- [TASK TO CARRY OUT]: In the material below, write out each line word for word and omit the pictures.
^^^^
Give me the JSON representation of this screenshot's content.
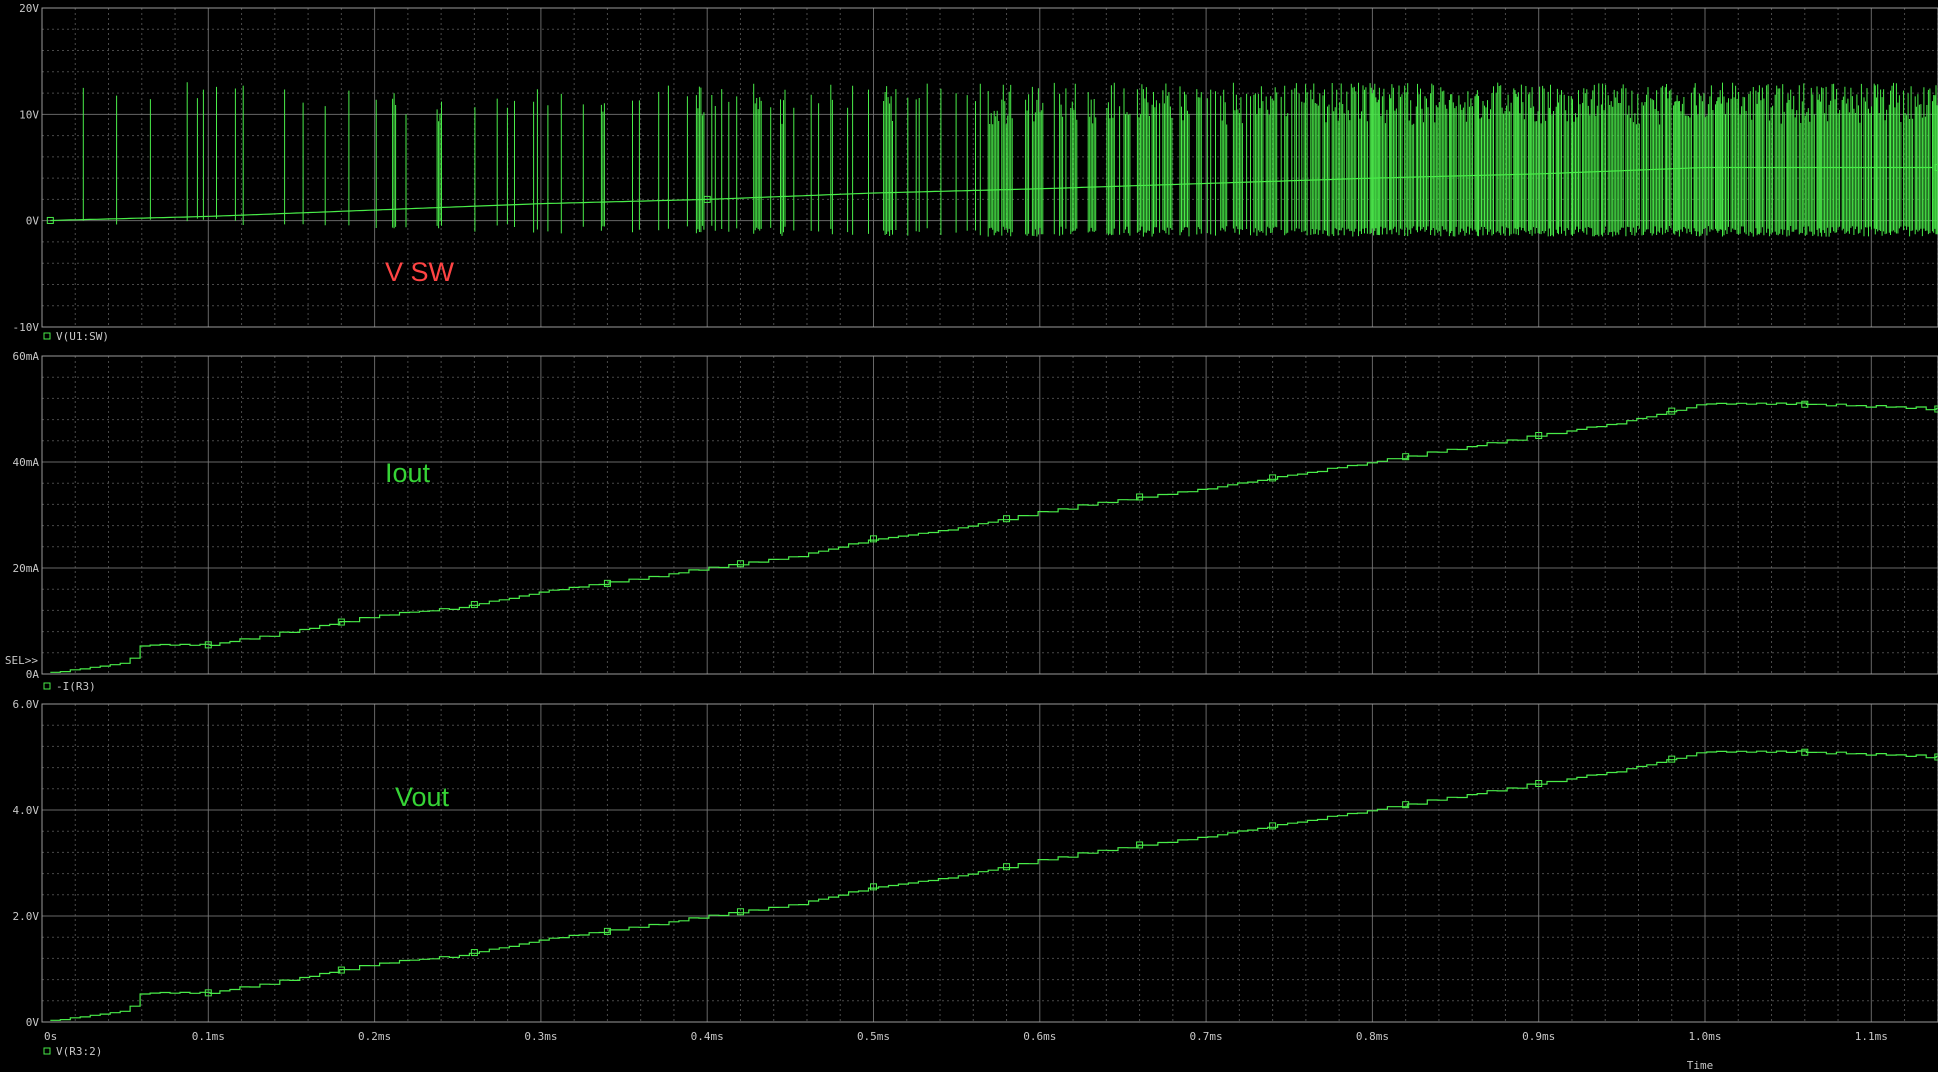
{
  "chart_data": [
    {
      "type": "line",
      "trace_name": "V(U1:SW)",
      "annotation": "V SW",
      "ylim": [
        -10,
        20
      ],
      "y_ticks": [
        "20V",
        "10V",
        "0V",
        "-10V"
      ],
      "series": [
        {
          "name": "V(U1:SW)",
          "envelope_x_ms": [
            0.0,
            0.05,
            0.1,
            0.15,
            0.2,
            0.25,
            0.3,
            0.35,
            0.4,
            0.45,
            0.5,
            0.55,
            0.6,
            0.65,
            0.7,
            0.75,
            0.8,
            0.85,
            0.9,
            0.95,
            1.0,
            1.05,
            1.1,
            1.14
          ],
          "envelope_max_V": [
            13,
            13.5,
            13.5,
            13.5,
            12,
            12,
            13,
            13,
            13,
            13,
            13,
            13,
            13,
            13,
            13,
            13,
            13,
            13,
            13,
            13,
            13,
            13,
            13,
            13
          ],
          "envelope_min_V": [
            -0.5,
            -0.5,
            -0.5,
            -1,
            -1,
            -1,
            -1.2,
            -1.2,
            -1.2,
            -1.5,
            -1.5,
            -1.5,
            -1.5,
            -1.5,
            -1.5,
            -1.5,
            -1.5,
            -1.5,
            -1.5,
            -1.5,
            -1.5,
            -1.5,
            -1.5,
            -1.5
          ],
          "mean_x_ms": [
            0.0,
            0.1,
            0.2,
            0.3,
            0.4,
            0.5,
            0.6,
            0.7,
            0.8,
            0.9,
            1.0,
            1.1,
            1.14
          ],
          "mean_V": [
            0,
            0.4,
            1,
            1.6,
            2,
            2.6,
            3,
            3.5,
            4,
            4.4,
            5,
            5,
            5
          ]
        }
      ]
    },
    {
      "type": "line",
      "trace_name": "-I(R3)",
      "annotation": "Iout",
      "ylim": [
        0,
        60
      ],
      "y_ticks": [
        "60mA",
        "40mA",
        "20mA",
        "0A"
      ],
      "series": [
        {
          "name": "-I(R3)",
          "x_ms": [
            0.0,
            0.01,
            0.05,
            0.06,
            0.1,
            0.15,
            0.2,
            0.25,
            0.3,
            0.35,
            0.4,
            0.45,
            0.5,
            0.55,
            0.6,
            0.65,
            0.7,
            0.75,
            0.8,
            0.85,
            0.9,
            0.95,
            1.0,
            1.05,
            1.1,
            1.14
          ],
          "y_mA": [
            0,
            0.5,
            2,
            5.5,
            5.5,
            8,
            11,
            12.5,
            15.5,
            17.5,
            20,
            22,
            25.5,
            27.5,
            30.5,
            33,
            35,
            37.5,
            40,
            42.5,
            45,
            47.5,
            51,
            51,
            50.5,
            50
          ]
        }
      ]
    },
    {
      "type": "line",
      "trace_name": "V(R3:2)",
      "annotation": "Vout",
      "ylim": [
        0,
        6
      ],
      "y_ticks": [
        "6.0V",
        "4.0V",
        "2.0V",
        "0V"
      ],
      "series": [
        {
          "name": "V(R3:2)",
          "x_ms": [
            0.0,
            0.01,
            0.05,
            0.06,
            0.1,
            0.15,
            0.2,
            0.25,
            0.3,
            0.35,
            0.4,
            0.45,
            0.5,
            0.55,
            0.6,
            0.65,
            0.7,
            0.75,
            0.8,
            0.85,
            0.9,
            0.95,
            1.0,
            1.05,
            1.1,
            1.14
          ],
          "y_V": [
            0,
            0.05,
            0.2,
            0.55,
            0.55,
            0.8,
            1.1,
            1.25,
            1.55,
            1.75,
            2.0,
            2.2,
            2.55,
            2.75,
            3.05,
            3.3,
            3.5,
            3.75,
            4.0,
            4.25,
            4.5,
            4.75,
            5.1,
            5.1,
            5.05,
            5.0
          ]
        }
      ]
    }
  ],
  "x_axis": {
    "xlabel": "Time",
    "xlim_ms": [
      0,
      1.14
    ],
    "tick_values_ms": [
      0,
      0.1,
      0.2,
      0.3,
      0.4,
      0.5,
      0.6,
      0.7,
      0.8,
      0.9,
      1.0,
      1.1
    ],
    "tick_labels": [
      "0s",
      "0.1ms",
      "0.2ms",
      "0.3ms",
      "0.4ms",
      "0.5ms",
      "0.6ms",
      "0.7ms",
      "0.8ms",
      "0.9ms",
      "1.0ms",
      "1.1ms"
    ]
  },
  "sel_marker": "SEL>>",
  "grid": true,
  "colors": {
    "background": "#000000",
    "grid": "#7a7a7a",
    "trace": "#49ec49",
    "text": "#c8c8c8",
    "annotation_vsw": "#ff4444",
    "annotation_other": "#36d436"
  }
}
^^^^
- [SOLUTION]:
Give me the JSON representation of this screenshot's content.
{
  "chart_data": [
    {
      "type": "line",
      "trace_name": "V(U1:SW)",
      "annotation": "V SW",
      "ylim": [
        -10,
        20
      ],
      "y_ticks": [
        "20V",
        "10V",
        "0V",
        "-10V"
      ],
      "series": [
        {
          "name": "V(U1:SW)",
          "envelope_x_ms": [
            0.0,
            0.05,
            0.1,
            0.15,
            0.2,
            0.25,
            0.3,
            0.35,
            0.4,
            0.45,
            0.5,
            0.55,
            0.6,
            0.65,
            0.7,
            0.75,
            0.8,
            0.85,
            0.9,
            0.95,
            1.0,
            1.05,
            1.1,
            1.14
          ],
          "envelope_max_V": [
            13,
            13.5,
            13.5,
            13.5,
            12,
            12,
            13,
            13,
            13,
            13,
            13,
            13,
            13,
            13,
            13,
            13,
            13,
            13,
            13,
            13,
            13,
            13,
            13,
            13
          ],
          "envelope_min_V": [
            -0.5,
            -0.5,
            -0.5,
            -1,
            -1,
            -1,
            -1.2,
            -1.2,
            -1.2,
            -1.5,
            -1.5,
            -1.5,
            -1.5,
            -1.5,
            -1.5,
            -1.5,
            -1.5,
            -1.5,
            -1.5,
            -1.5,
            -1.5,
            -1.5,
            -1.5,
            -1.5
          ],
          "mean_x_ms": [
            0.0,
            0.1,
            0.2,
            0.3,
            0.4,
            0.5,
            0.6,
            0.7,
            0.8,
            0.9,
            1.0,
            1.1,
            1.14
          ],
          "mean_V": [
            0,
            0.4,
            1,
            1.6,
            2,
            2.6,
            3,
            3.5,
            4,
            4.4,
            5,
            5,
            5
          ]
        }
      ]
    },
    {
      "type": "line",
      "trace_name": "-I(R3)",
      "annotation": "Iout",
      "ylim": [
        0,
        60
      ],
      "y_ticks": [
        "60mA",
        "40mA",
        "20mA",
        "0A"
      ],
      "series": [
        {
          "name": "-I(R3)",
          "x_ms": [
            0.0,
            0.01,
            0.05,
            0.06,
            0.1,
            0.15,
            0.2,
            0.25,
            0.3,
            0.35,
            0.4,
            0.45,
            0.5,
            0.55,
            0.6,
            0.65,
            0.7,
            0.75,
            0.8,
            0.85,
            0.9,
            0.95,
            1.0,
            1.05,
            1.1,
            1.14
          ],
          "y_mA": [
            0,
            0.5,
            2,
            5.5,
            5.5,
            8,
            11,
            12.5,
            15.5,
            17.5,
            20,
            22,
            25.5,
            27.5,
            30.5,
            33,
            35,
            37.5,
            40,
            42.5,
            45,
            47.5,
            51,
            51,
            50.5,
            50
          ]
        }
      ]
    },
    {
      "type": "line",
      "trace_name": "V(R3:2)",
      "annotation": "Vout",
      "ylim": [
        0,
        6
      ],
      "y_ticks": [
        "6.0V",
        "4.0V",
        "2.0V",
        "0V"
      ],
      "series": [
        {
          "name": "V(R3:2)",
          "x_ms": [
            0.0,
            0.01,
            0.05,
            0.06,
            0.1,
            0.15,
            0.2,
            0.25,
            0.3,
            0.35,
            0.4,
            0.45,
            0.5,
            0.55,
            0.6,
            0.65,
            0.7,
            0.75,
            0.8,
            0.85,
            0.9,
            0.95,
            1.0,
            1.05,
            1.1,
            1.14
          ],
          "y_V": [
            0,
            0.05,
            0.2,
            0.55,
            0.55,
            0.8,
            1.1,
            1.25,
            1.55,
            1.75,
            2.0,
            2.2,
            2.55,
            2.75,
            3.05,
            3.3,
            3.5,
            3.75,
            4.0,
            4.25,
            4.5,
            4.75,
            5.1,
            5.1,
            5.05,
            5.0
          ]
        }
      ]
    }
  ],
  "x_axis": {
    "xlabel": "Time",
    "xlim_ms": [
      0,
      1.14
    ],
    "tick_values_ms": [
      0,
      0.1,
      0.2,
      0.3,
      0.4,
      0.5,
      0.6,
      0.7,
      0.8,
      0.9,
      1.0,
      1.1
    ],
    "tick_labels": [
      "0s",
      "0.1ms",
      "0.2ms",
      "0.3ms",
      "0.4ms",
      "0.5ms",
      "0.6ms",
      "0.7ms",
      "0.8ms",
      "0.9ms",
      "1.0ms",
      "1.1ms"
    ]
  },
  "sel_marker": "SEL>>",
  "grid": true,
  "colors": {
    "background": "#000000",
    "grid": "#7a7a7a",
    "trace": "#49ec49",
    "text": "#c8c8c8",
    "annotation_vsw": "#ff4444",
    "annotation_other": "#36d436"
  }
}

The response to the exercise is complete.